RECORDS FOR THIS TASK
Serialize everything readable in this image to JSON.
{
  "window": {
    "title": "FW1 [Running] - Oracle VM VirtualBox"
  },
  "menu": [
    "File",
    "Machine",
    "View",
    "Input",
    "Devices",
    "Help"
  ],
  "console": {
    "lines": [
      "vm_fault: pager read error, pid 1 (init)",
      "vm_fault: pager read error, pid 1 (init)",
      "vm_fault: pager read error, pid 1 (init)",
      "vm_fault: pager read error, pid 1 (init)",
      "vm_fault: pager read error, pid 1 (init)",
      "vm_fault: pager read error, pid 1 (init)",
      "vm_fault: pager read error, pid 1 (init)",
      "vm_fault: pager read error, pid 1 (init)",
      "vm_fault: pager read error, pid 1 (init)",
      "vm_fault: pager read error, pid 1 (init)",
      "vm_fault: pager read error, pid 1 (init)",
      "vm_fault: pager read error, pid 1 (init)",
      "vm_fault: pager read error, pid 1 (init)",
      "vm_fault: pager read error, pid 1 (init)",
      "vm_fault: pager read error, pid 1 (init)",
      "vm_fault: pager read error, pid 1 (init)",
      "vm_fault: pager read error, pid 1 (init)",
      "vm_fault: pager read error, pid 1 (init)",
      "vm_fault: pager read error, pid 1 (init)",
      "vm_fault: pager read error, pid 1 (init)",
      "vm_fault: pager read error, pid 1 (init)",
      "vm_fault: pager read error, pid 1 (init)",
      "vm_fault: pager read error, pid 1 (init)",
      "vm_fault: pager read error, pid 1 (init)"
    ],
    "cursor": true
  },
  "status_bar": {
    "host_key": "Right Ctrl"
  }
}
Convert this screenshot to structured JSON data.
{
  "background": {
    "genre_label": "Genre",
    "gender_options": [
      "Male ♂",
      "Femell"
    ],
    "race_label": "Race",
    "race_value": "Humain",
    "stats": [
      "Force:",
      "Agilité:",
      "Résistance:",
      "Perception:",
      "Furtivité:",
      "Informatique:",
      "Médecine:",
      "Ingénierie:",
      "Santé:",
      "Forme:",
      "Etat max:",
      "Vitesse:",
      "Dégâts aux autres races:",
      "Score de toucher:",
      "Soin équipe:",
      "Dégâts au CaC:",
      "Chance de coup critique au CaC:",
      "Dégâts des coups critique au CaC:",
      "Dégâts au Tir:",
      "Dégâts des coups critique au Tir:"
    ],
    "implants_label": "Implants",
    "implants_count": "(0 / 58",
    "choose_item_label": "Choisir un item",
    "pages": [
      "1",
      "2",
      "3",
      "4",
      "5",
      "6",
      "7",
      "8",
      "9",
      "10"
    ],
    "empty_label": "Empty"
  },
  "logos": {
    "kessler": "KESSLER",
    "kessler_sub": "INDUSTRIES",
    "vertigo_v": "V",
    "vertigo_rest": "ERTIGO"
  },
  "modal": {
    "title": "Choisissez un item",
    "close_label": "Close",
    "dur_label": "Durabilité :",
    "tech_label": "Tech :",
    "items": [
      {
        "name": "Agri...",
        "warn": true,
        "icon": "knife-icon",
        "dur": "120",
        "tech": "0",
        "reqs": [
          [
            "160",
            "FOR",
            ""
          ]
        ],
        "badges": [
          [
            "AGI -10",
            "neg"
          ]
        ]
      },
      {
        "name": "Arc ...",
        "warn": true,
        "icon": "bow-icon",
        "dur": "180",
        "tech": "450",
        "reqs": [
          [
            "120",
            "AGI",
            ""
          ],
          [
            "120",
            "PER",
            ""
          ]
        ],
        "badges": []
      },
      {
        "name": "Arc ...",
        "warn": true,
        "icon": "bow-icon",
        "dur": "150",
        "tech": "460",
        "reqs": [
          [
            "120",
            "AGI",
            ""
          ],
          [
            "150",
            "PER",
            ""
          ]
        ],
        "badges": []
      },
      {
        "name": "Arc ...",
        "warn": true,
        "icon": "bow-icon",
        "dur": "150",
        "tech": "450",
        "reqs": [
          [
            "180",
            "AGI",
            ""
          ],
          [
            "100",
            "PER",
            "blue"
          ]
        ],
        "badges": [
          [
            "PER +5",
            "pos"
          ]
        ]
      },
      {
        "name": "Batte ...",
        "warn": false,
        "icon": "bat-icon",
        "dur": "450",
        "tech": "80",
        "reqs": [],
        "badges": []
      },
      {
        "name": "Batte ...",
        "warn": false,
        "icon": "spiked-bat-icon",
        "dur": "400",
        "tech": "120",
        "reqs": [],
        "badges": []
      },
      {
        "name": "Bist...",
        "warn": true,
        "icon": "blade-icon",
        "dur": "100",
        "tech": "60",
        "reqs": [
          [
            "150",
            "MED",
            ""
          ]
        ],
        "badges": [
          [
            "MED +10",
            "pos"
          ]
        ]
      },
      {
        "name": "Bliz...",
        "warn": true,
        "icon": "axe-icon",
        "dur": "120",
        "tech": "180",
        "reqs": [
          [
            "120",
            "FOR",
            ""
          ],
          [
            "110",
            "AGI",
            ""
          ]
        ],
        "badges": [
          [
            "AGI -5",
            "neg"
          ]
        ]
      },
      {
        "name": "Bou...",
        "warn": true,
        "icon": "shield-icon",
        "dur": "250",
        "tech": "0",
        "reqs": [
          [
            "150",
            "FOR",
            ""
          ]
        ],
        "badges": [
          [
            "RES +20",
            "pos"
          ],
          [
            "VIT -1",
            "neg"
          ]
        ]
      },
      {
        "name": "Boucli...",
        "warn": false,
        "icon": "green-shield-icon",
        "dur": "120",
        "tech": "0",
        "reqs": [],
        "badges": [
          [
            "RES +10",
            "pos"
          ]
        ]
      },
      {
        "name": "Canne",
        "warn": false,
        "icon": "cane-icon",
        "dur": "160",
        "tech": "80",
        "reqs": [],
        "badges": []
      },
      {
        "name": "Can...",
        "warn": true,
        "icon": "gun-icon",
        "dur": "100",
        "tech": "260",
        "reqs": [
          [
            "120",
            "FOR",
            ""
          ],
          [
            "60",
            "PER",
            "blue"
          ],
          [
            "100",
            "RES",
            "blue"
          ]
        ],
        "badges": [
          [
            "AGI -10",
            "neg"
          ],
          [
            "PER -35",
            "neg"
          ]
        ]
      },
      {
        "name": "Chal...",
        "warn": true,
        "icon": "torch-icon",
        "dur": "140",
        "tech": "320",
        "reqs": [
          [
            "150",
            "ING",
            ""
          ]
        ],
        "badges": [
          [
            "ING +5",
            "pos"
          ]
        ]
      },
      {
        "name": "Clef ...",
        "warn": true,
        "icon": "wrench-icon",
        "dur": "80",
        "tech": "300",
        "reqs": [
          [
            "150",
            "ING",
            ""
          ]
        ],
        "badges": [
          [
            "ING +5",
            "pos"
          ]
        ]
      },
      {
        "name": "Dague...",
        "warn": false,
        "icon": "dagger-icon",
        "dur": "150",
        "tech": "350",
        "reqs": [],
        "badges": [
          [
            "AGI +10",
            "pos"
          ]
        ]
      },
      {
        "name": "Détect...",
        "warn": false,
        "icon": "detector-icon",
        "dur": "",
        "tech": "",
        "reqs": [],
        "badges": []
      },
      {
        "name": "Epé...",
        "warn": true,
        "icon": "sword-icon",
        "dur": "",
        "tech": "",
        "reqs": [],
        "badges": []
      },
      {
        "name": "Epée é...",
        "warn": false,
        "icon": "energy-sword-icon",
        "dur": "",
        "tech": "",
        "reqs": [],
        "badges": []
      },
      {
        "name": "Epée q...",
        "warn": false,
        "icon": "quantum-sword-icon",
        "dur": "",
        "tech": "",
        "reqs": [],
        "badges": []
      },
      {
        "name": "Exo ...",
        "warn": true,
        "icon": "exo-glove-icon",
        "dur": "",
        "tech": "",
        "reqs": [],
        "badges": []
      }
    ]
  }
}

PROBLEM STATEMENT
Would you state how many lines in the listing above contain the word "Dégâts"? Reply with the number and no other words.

SOLUTION TO THE EXERCISE
5